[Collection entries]
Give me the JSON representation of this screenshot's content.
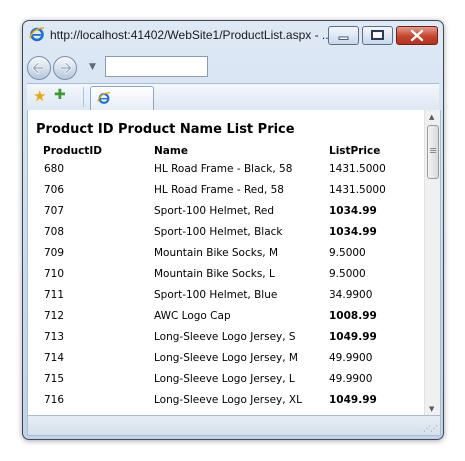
{
  "window": {
    "title": "http://localhost:41402/WebSite1/ProductList.aspx - ..."
  },
  "page": {
    "heading": "Product ID Product Name List Price"
  },
  "table": {
    "headers": {
      "id": "ProductID",
      "name": "Name",
      "price": "ListPrice"
    },
    "rows": [
      {
        "id": "680",
        "name": "HL Road Frame - Black, 58",
        "price": "1431.5000",
        "bold": false
      },
      {
        "id": "706",
        "name": "HL Road Frame - Red, 58",
        "price": "1431.5000",
        "bold": false
      },
      {
        "id": "707",
        "name": "Sport-100 Helmet, Red",
        "price": "1034.99",
        "bold": true
      },
      {
        "id": "708",
        "name": "Sport-100 Helmet, Black",
        "price": "1034.99",
        "bold": true
      },
      {
        "id": "709",
        "name": "Mountain Bike Socks, M",
        "price": "9.5000",
        "bold": false
      },
      {
        "id": "710",
        "name": "Mountain Bike Socks, L",
        "price": "9.5000",
        "bold": false
      },
      {
        "id": "711",
        "name": "Sport-100 Helmet, Blue",
        "price": "34.9900",
        "bold": false
      },
      {
        "id": "712",
        "name": "AWC Logo Cap",
        "price": "1008.99",
        "bold": true
      },
      {
        "id": "713",
        "name": "Long-Sleeve Logo Jersey, S",
        "price": "1049.99",
        "bold": true
      },
      {
        "id": "714",
        "name": "Long-Sleeve Logo Jersey, M",
        "price": "49.9900",
        "bold": false
      },
      {
        "id": "715",
        "name": "Long-Sleeve Logo Jersey, L",
        "price": "49.9900",
        "bold": false
      },
      {
        "id": "716",
        "name": "Long-Sleeve Logo Jersey, XL",
        "price": "1049.99",
        "bold": true
      }
    ]
  },
  "icons": {
    "browser_logo": "ie-logo-icon",
    "back": "back-arrow-icon",
    "forward": "forward-arrow-icon",
    "favorites": "favorites-star-icon",
    "add_favorite": "add-favorite-icon",
    "tab": "ie-page-icon"
  },
  "colors": {
    "window_frame": "#c9d9ec",
    "close_button": "#c4442c",
    "ie_blue": "#1e6fd0",
    "ie_gold": "#e6a817"
  }
}
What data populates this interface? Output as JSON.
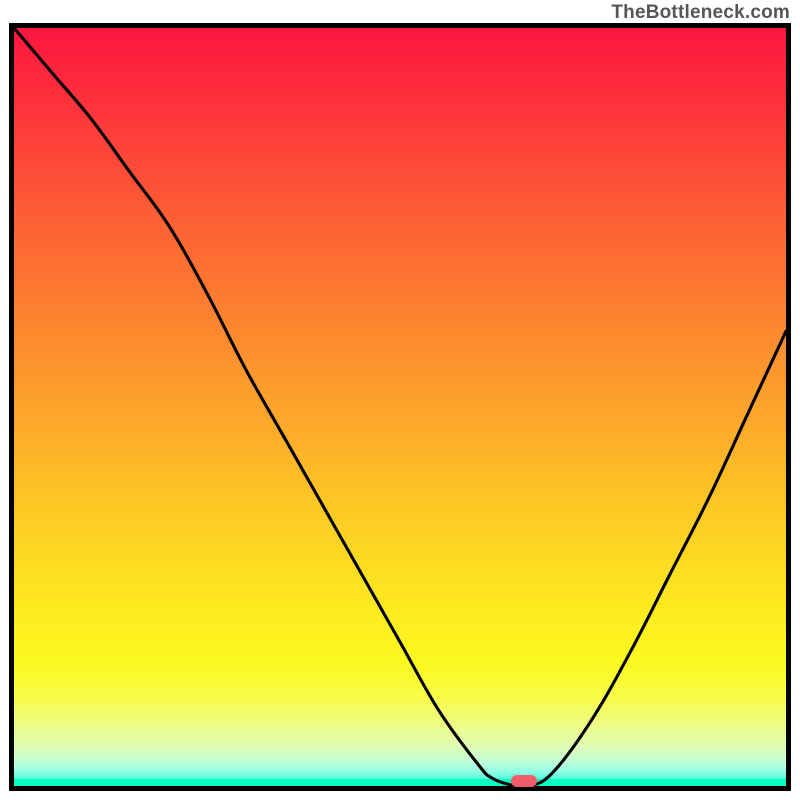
{
  "attribution": "TheBottleneck.com",
  "colors": {
    "frame_border": "#000000",
    "curve_stroke": "#000000",
    "marker_fill": "#f05c6a",
    "gradient_top": "#fd163f",
    "gradient_bottom": "#0afec2"
  },
  "chart_data": {
    "type": "line",
    "title": "",
    "xlabel": "",
    "ylabel": "",
    "xlim": [
      0,
      100
    ],
    "ylim": [
      0,
      100
    ],
    "x": [
      0,
      5,
      10,
      15,
      20,
      25,
      30,
      35,
      40,
      45,
      50,
      55,
      60,
      62,
      65,
      67,
      70,
      75,
      80,
      85,
      90,
      95,
      100
    ],
    "values": [
      100,
      94,
      88,
      81,
      74,
      65,
      55,
      46,
      37,
      28,
      19,
      10,
      3,
      1,
      0,
      0,
      2,
      9,
      18,
      28,
      38,
      49,
      60
    ],
    "optimum_x": 66,
    "flat_region_x": [
      62.5,
      68
    ],
    "grid": false,
    "legend": false,
    "note": "Black curve over red→green vertical gradient; minimum (green zone) near x≈66% with a short flat bottom and a small pink pill marker at the minimum."
  },
  "marker": {
    "x_pct": 66,
    "y_pct": 0
  }
}
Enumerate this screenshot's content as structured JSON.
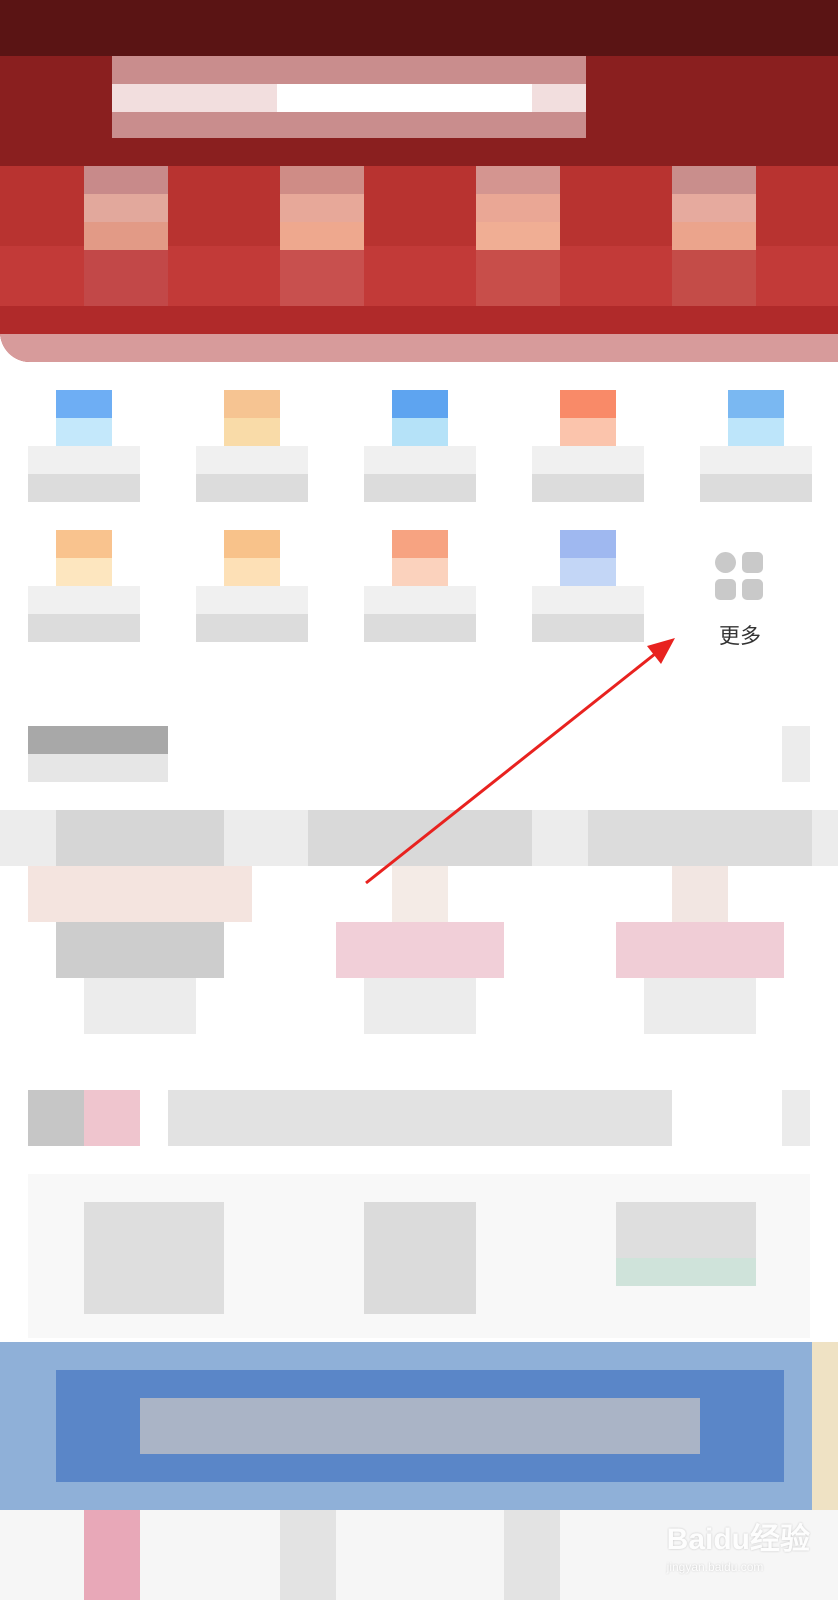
{
  "more": {
    "label": "更多",
    "icon": "grid-apps-icon"
  },
  "annotation": {
    "icon": "red-arrow-icon",
    "color": "#e8221f"
  },
  "watermark": {
    "brand": "Baidu经验",
    "url": "jingyan.baidu.com"
  },
  "colors": {
    "header_red": "#b32c2c",
    "banner_blue": "#5a86c8",
    "more_icon_gray": "#c9c9c9"
  }
}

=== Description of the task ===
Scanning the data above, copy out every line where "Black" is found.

=== Solution to this problem ===
        "name": "HL Road Frame - Black, 58",
        "name": "Sport-100 Helmet, Black",
    "note": "Black curve over red→green vertical gradient; minimum (green zone) near x≈66% with a short flat bottom and a small pink pill marker at the minimum."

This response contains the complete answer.